If a competition association itself has issued a warning and asks the admonisher to provide further explanation of this warning, the costs incurred by the association for a subsequent letter of explanation shall not be refundable if: that explanation of the assessment at the time of the warning was not associated with any additional difficulty requiring the involvement of a lawyer.
This probably interesting verdict, which many have been warned about, has now been delivered by the Higher Regional Court of Frankfurt am Main. In addition, the Court
[…] a competition association must be expected to be able to assess on its own expertise the possible consequences for the future prosecution of similar infringements. It must also be assumed that, as the Senate has already pointed out in its decision, the applicant was already aware of these consequences when he issued his own warning and took them into account. In those circumstances, the applicant was also able to make the explanation of his injunction requested by the defendant himself. […]

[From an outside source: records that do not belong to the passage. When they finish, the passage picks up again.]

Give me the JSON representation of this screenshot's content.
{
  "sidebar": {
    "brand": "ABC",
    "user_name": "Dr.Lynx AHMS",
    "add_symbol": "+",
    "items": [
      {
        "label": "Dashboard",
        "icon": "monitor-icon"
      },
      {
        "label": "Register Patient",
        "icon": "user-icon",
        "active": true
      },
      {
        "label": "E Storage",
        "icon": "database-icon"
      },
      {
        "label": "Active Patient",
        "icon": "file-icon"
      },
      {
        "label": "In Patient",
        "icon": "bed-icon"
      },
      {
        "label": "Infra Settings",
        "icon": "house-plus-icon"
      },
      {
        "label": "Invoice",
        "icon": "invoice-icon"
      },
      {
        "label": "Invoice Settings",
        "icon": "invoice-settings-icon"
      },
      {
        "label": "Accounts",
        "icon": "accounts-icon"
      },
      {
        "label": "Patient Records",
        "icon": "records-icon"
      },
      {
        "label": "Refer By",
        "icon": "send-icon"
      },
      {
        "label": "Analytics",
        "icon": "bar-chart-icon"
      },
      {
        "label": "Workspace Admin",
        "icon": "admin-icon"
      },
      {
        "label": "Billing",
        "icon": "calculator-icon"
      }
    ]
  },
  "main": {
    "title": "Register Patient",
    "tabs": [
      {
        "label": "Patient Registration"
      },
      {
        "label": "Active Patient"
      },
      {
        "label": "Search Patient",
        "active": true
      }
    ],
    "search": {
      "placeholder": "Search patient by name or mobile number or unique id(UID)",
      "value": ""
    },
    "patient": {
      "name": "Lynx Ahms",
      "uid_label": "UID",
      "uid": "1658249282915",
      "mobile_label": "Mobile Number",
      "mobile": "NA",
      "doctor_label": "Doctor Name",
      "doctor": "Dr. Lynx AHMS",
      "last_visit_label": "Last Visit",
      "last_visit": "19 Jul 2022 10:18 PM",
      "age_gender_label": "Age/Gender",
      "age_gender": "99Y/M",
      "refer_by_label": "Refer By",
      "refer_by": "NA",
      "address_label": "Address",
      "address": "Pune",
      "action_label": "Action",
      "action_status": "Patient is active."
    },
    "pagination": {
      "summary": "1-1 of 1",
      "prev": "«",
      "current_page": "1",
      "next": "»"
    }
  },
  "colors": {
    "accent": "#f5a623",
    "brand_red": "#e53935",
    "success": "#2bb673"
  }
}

The decision is likely to make the cost of warnings from various consumer associations more cost-effective. However, they should not be underestimated. There are several points to consider when assessing how to respond to the warning. As a rule, one should not act quickly and certainly not at all, but seek professional advice. Declarations of injunctions that have just been unconsidered can quickly hinder one’s own business for many years or pose a high financial risk.